**YOUR INSTRUCTIONS:** Return every line below exactly, without dropping any.
──────────────────────────────
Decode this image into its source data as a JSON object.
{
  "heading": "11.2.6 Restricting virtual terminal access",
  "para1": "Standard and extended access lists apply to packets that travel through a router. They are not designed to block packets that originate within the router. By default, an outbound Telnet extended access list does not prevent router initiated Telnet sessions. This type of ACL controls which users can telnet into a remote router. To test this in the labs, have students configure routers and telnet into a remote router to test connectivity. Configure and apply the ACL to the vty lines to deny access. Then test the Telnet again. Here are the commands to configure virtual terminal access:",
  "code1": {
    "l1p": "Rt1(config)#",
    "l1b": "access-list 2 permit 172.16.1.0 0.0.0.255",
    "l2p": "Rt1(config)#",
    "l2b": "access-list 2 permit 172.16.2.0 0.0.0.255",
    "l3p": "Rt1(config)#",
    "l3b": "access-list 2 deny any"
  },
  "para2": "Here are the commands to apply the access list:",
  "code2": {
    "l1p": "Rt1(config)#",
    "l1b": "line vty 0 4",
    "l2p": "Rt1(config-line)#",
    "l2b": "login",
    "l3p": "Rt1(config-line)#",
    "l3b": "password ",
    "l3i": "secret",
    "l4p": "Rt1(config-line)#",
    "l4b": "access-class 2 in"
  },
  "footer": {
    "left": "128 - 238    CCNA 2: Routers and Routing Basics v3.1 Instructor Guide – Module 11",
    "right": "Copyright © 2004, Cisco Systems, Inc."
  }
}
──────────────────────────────
**OUTPUT FOR THIS TASK:**
Decode this image into its source data as a JSON object.
{
  "heading": "11.2.6 Restricting virtual terminal access",
  "para1": "Standard and extended access lists apply to packets that travel through a router. They are not designed to block packets that originate within the router. By default, an outbound Telnet extended access list does not prevent router initiated Telnet sessions. This type of ACL controls which users can telnet into a remote router. To test this in the labs, have students configure routers and telnet into a remote router to test connectivity. Configure and apply the ACL to the vty lines to deny access. Then test the Telnet again. Here are the commands to configure virtual terminal access:",
  "code1": {
    "l1p": "Rt1(config)#",
    "l1b": "access-list 2 permit 172.16.1.0 0.0.0.255",
    "l2p": "Rt1(config)#",
    "l2b": "access-list 2 permit 172.16.2.0 0.0.0.255",
    "l3p": "Rt1(config)#",
    "l3b": "access-list 2 deny any"
  },
  "para2": "Here are the commands to apply the access list:",
  "code2": {
    "l1p": "Rt1(config)#",
    "l1b": "line vty 0 4",
    "l2p": "Rt1(config-line)#",
    "l2b": "login",
    "l3p": "Rt1(config-line)#",
    "l3b": "password ",
    "l3i": "secret",
    "l4p": "Rt1(config-line)#",
    "l4b": "access-class 2 in"
  },
  "footer": {
    "left": "128 - 238    CCNA 2: Routers and Routing Basics v3.1 Instructor Guide – Module 11",
    "right": "Copyright © 2004, Cisco Systems, Inc."
  }
}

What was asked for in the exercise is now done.